TASK MATERIAL —
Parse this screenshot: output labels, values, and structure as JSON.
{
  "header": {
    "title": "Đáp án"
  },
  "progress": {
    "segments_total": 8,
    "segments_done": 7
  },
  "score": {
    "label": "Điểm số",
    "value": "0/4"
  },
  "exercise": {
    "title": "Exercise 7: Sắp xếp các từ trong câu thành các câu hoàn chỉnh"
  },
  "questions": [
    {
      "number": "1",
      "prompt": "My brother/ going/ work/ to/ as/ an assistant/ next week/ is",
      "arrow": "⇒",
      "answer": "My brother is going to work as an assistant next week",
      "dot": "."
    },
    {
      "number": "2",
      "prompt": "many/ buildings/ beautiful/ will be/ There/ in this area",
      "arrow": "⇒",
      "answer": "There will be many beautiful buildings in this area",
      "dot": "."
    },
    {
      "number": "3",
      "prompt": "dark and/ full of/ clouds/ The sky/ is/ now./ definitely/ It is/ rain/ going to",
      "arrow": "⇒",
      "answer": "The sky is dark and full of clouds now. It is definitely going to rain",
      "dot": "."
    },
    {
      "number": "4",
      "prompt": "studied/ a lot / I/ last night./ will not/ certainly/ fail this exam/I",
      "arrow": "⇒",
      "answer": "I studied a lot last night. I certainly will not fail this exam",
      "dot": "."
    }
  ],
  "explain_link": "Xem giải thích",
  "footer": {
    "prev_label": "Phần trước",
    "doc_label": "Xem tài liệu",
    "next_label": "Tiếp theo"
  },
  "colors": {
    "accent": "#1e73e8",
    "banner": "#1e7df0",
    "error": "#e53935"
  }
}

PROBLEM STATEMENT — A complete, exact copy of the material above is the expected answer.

SOLUTION TO THIS EXERCISE —
Parse this screenshot: output labels, values, and structure as JSON.
{
  "header": {
    "title": "Đáp án"
  },
  "progress": {
    "segments_total": 8,
    "segments_done": 7
  },
  "score": {
    "label": "Điểm số",
    "value": "0/4"
  },
  "exercise": {
    "title": "Exercise 7: Sắp xếp các từ trong câu thành các câu hoàn chỉnh"
  },
  "questions": [
    {
      "number": "1",
      "prompt": "My brother/ going/ work/ to/ as/ an assistant/ next week/ is",
      "arrow": "⇒",
      "answer": "My brother is going to work as an assistant next week",
      "dot": "."
    },
    {
      "number": "2",
      "prompt": "many/ buildings/ beautiful/ will be/ There/ in this area",
      "arrow": "⇒",
      "answer": "There will be many beautiful buildings in this area",
      "dot": "."
    },
    {
      "number": "3",
      "prompt": "dark and/ full of/ clouds/ The sky/ is/ now./ definitely/ It is/ rain/ going to",
      "arrow": "⇒",
      "answer": "The sky is dark and full of clouds now. It is definitely going to rain",
      "dot": "."
    },
    {
      "number": "4",
      "prompt": "studied/ a lot / I/ last night./ will not/ certainly/ fail this exam/I",
      "arrow": "⇒",
      "answer": "I studied a lot last night. I certainly will not fail this exam",
      "dot": "."
    }
  ],
  "explain_link": "Xem giải thích",
  "footer": {
    "prev_label": "Phần trước",
    "doc_label": "Xem tài liệu",
    "next_label": "Tiếp theo"
  },
  "colors": {
    "accent": "#1e73e8",
    "banner": "#1e7df0",
    "error": "#e53935"
  }
}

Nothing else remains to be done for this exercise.